» **Data section**:
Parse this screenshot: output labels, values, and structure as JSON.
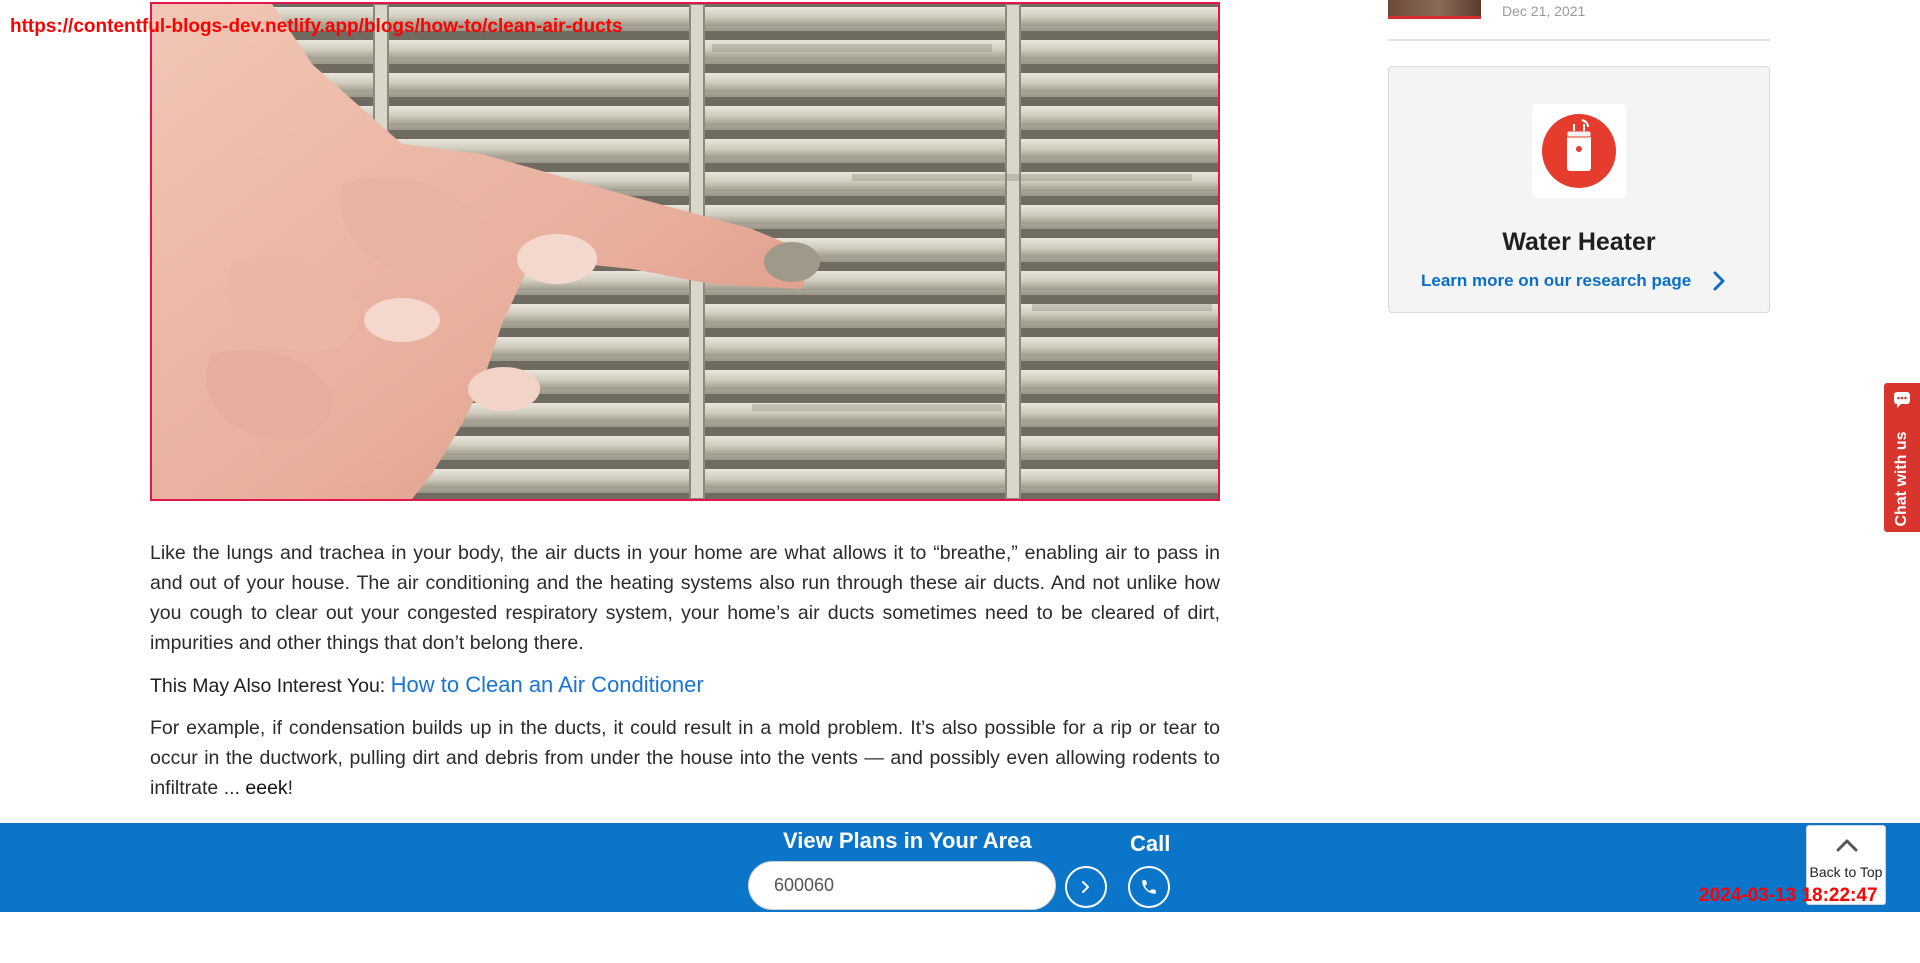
{
  "overlay": {
    "url": "https://contentful-blogs-dev.netlify.app/blogs/how-to/clean-air-ducts",
    "timestamp": "2024-03-13 18:22:47"
  },
  "article": {
    "image_subject": "hand-touching-dusty-air-vent",
    "paragraph_1": "Like the lungs and trachea in your body, the air ducts in your home are what allows it to “breathe,” enabling air to pass in and out of your house. The air conditioning and the heating systems also run through these air ducts. And not unlike how you cough to clear out your congested respiratory system, your home’s air ducts sometimes need to be cleared of dirt, impurities and other things that don’t belong there.",
    "interest_prefix": "This May Also Interest You:",
    "interest_link": "How to Clean an Air Conditioner",
    "paragraph_2_main": "For example, if condensation builds up in the ducts, it could result in a mold problem. It’s also possible for a rip or tear to occur in the ductwork, pulling dirt and debris from under the house into the vents — and possibly even allowing rodents to infiltrate ... ",
    "paragraph_2_emphasis": "eeek",
    "paragraph_2_end": "!"
  },
  "sidebar": {
    "related_date": "Dec 21, 2021",
    "card": {
      "icon": "water-heater-icon",
      "title": "Water Heater",
      "link_label": "Learn more on our research page"
    }
  },
  "chat": {
    "label": "Chat with us"
  },
  "bottom_bar": {
    "title": "View Plans in Your Area",
    "zip_value": "600060",
    "call_label": "Call"
  },
  "back_to_top": {
    "label": "Back to Top"
  },
  "colors": {
    "brand_blue": "#0a75c9",
    "link_blue": "#1a73d9",
    "accent_red": "#d9352f",
    "stamp_red": "#ff0000"
  }
}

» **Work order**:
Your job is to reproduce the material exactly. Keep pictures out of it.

» **Solution to this exercise**:
Parse this screenshot: output labels, values, and structure as JSON.
{
  "overlay": {
    "url": "https://contentful-blogs-dev.netlify.app/blogs/how-to/clean-air-ducts",
    "timestamp": "2024-03-13 18:22:47"
  },
  "article": {
    "image_subject": "hand-touching-dusty-air-vent",
    "paragraph_1": "Like the lungs and trachea in your body, the air ducts in your home are what allows it to “breathe,” enabling air to pass in and out of your house. The air conditioning and the heating systems also run through these air ducts. And not unlike how you cough to clear out your congested respiratory system, your home’s air ducts sometimes need to be cleared of dirt, impurities and other things that don’t belong there.",
    "interest_prefix": "This May Also Interest You:",
    "interest_link": "How to Clean an Air Conditioner",
    "paragraph_2_main": "For example, if condensation builds up in the ducts, it could result in a mold problem. It’s also possible for a rip or tear to occur in the ductwork, pulling dirt and debris from under the house into the vents — and possibly even allowing rodents to infiltrate ... ",
    "paragraph_2_emphasis": "eeek",
    "paragraph_2_end": "!"
  },
  "sidebar": {
    "related_date": "Dec 21, 2021",
    "card": {
      "icon": "water-heater-icon",
      "title": "Water Heater",
      "link_label": "Learn more on our research page"
    }
  },
  "chat": {
    "label": "Chat with us"
  },
  "bottom_bar": {
    "title": "View Plans in Your Area",
    "zip_value": "600060",
    "call_label": "Call"
  },
  "back_to_top": {
    "label": "Back to Top"
  },
  "colors": {
    "brand_blue": "#0a75c9",
    "link_blue": "#1a73d9",
    "accent_red": "#d9352f",
    "stamp_red": "#ff0000"
  }
}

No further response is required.